Filter the records below, keeping only lines with the string "text".

● ● ● ●

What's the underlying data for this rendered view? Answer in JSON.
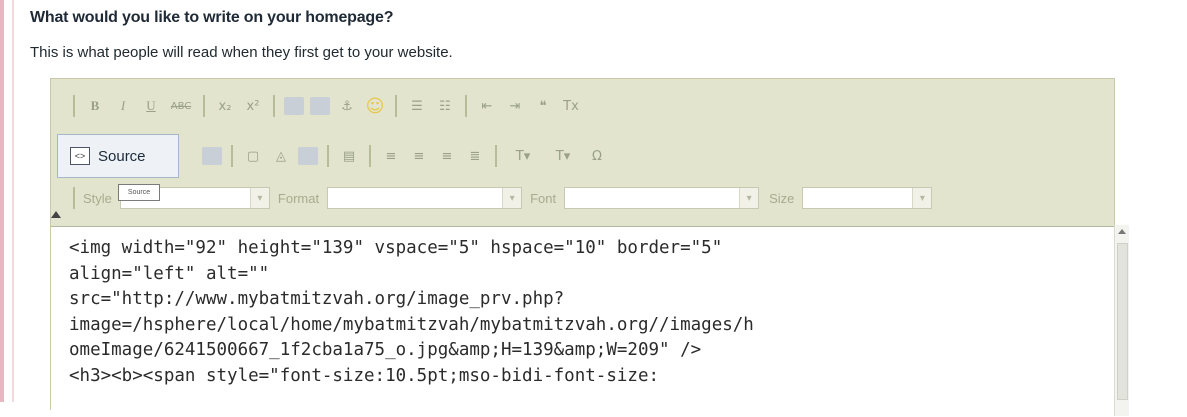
{
  "page": {
    "heading": "What would you like to write on your homepage?",
    "subheading": "This is what people will read when they first get to your website."
  },
  "toolbar": {
    "row1": [
      "B",
      "I",
      "U",
      "ABC",
      "x₂",
      "x²",
      "🔗",
      "⚑",
      "⚓",
      "☺",
      "☰",
      "☷",
      "⇤",
      "⇥",
      "❝",
      "Tx"
    ],
    "source_label": "Source",
    "source_tooltip": "Source",
    "row2_icons": [
      "save-icon",
      "new-page-icon",
      "preview-icon",
      "image-icon",
      "paste-icon",
      "align-left-icon",
      "align-center-icon",
      "align-right-icon",
      "justify-icon",
      "text-color-icon",
      "bg-color-icon",
      "special-char-icon"
    ],
    "style_label": "Style",
    "format_label": "Format",
    "font_label": "Font",
    "size_label": "Size"
  },
  "editor": {
    "source_lines": [
      "<img width=\"92\" height=\"139\" vspace=\"5\" hspace=\"10\" border=\"5\"",
      "align=\"left\" alt=\"\"",
      "src=\"http://www.mybatmitzvah.org/image_prv.php?",
      "image=/hsphere/local/home/mybatmitzvah/mybatmitzvah.org//images/h",
      "omeImage/6241500667_1f2cba1a75_o.jpg&amp;H=139&amp;W=209\" />",
      "<h3><b><span style=\"font-size:10.5pt;mso-bidi-font-size:"
    ]
  },
  "colors": {
    "toolbar_bg": "#e2e4cd",
    "source_button_bg": "#eef2f6",
    "page_border": "#e6b9c2"
  }
}
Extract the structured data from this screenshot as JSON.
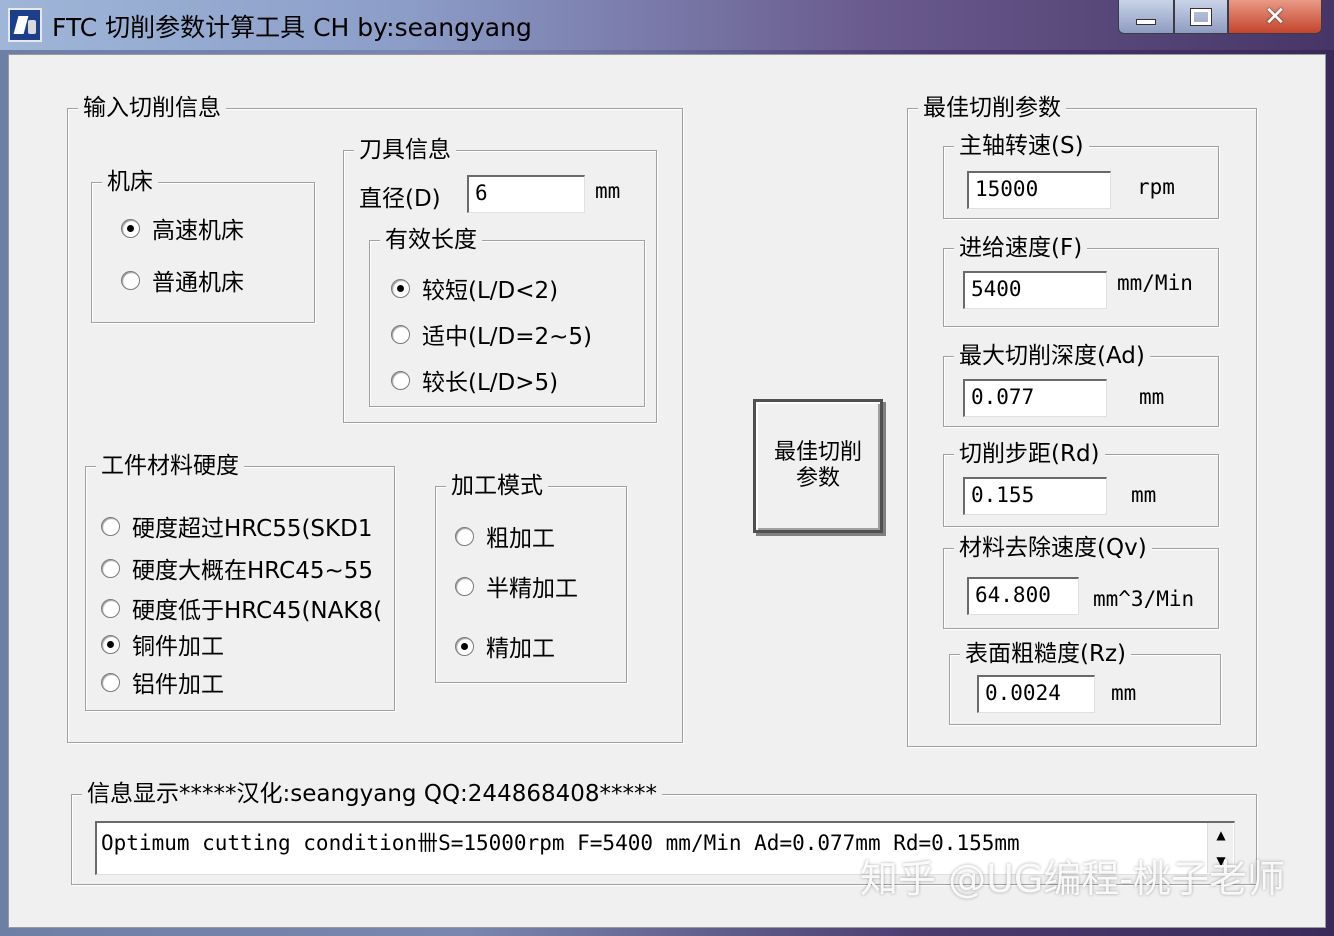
{
  "window": {
    "title": "FTC 切削参数计算工具  CH by:seangyang"
  },
  "input_group": {
    "title": "输入切削信息",
    "machine": {
      "title": "机床",
      "options": [
        {
          "label": "高速机床",
          "selected": true
        },
        {
          "label": "普通机床",
          "selected": false
        }
      ]
    },
    "tool": {
      "title": "刀具信息",
      "diameter_label": "直径(D)",
      "diameter_value": "6",
      "diameter_unit": "mm",
      "length": {
        "title": "有效长度",
        "options": [
          {
            "label": "较短(L/D<2)",
            "selected": true
          },
          {
            "label": "适中(L/D=2~5)",
            "selected": false
          },
          {
            "label": "较长(L/D>5)",
            "selected": false
          }
        ]
      }
    },
    "hardness": {
      "title": "工件材料硬度",
      "options": [
        {
          "label": "硬度超过HRC55(SKD1",
          "selected": false
        },
        {
          "label": "硬度大概在HRC45~55",
          "selected": false
        },
        {
          "label": "硬度低于HRC45(NAK8(",
          "selected": false
        },
        {
          "label": "铜件加工",
          "selected": true
        },
        {
          "label": "铝件加工",
          "selected": false
        }
      ]
    },
    "mode": {
      "title": "加工模式",
      "options": [
        {
          "label": "粗加工",
          "selected": false
        },
        {
          "label": "半精加工",
          "selected": false
        },
        {
          "label": "精加工",
          "selected": true
        }
      ]
    }
  },
  "calc_button": {
    "label": "最佳切削参数"
  },
  "output_group": {
    "title": "最佳切削参数",
    "fields": [
      {
        "title": "主轴转速(S)",
        "value": "15000",
        "unit": "rpm"
      },
      {
        "title": "进给速度(F)",
        "value": "5400",
        "unit": "mm/Min"
      },
      {
        "title": "最大切削深度(Ad)",
        "value": "0.077",
        "unit": "mm"
      },
      {
        "title": "切削步距(Rd)",
        "value": "0.155",
        "unit": "mm"
      },
      {
        "title": "材料去除速度(Qv)",
        "value": "64.800",
        "unit": "mm^3/Min"
      },
      {
        "title": "表面粗糙度(Rz)",
        "value": "0.0024",
        "unit": "mm"
      }
    ]
  },
  "info_group": {
    "title": "信息显示*****汉化:seangyang  QQ:244868408*****",
    "text": "Optimum cutting condition卌S=15000rpm F=5400 mm/Min Ad=0.077mm Rd=0.155mm"
  },
  "watermark": "知乎 @UG编程-桃子老师"
}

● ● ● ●

RESPONSE TO THIS EXERCISE:
      "text-color-icon",
    "text": "Optimum cutting condition卌S=15000rpm F=5400 mm/Min Ad=0.077mm Rd=0.155mm"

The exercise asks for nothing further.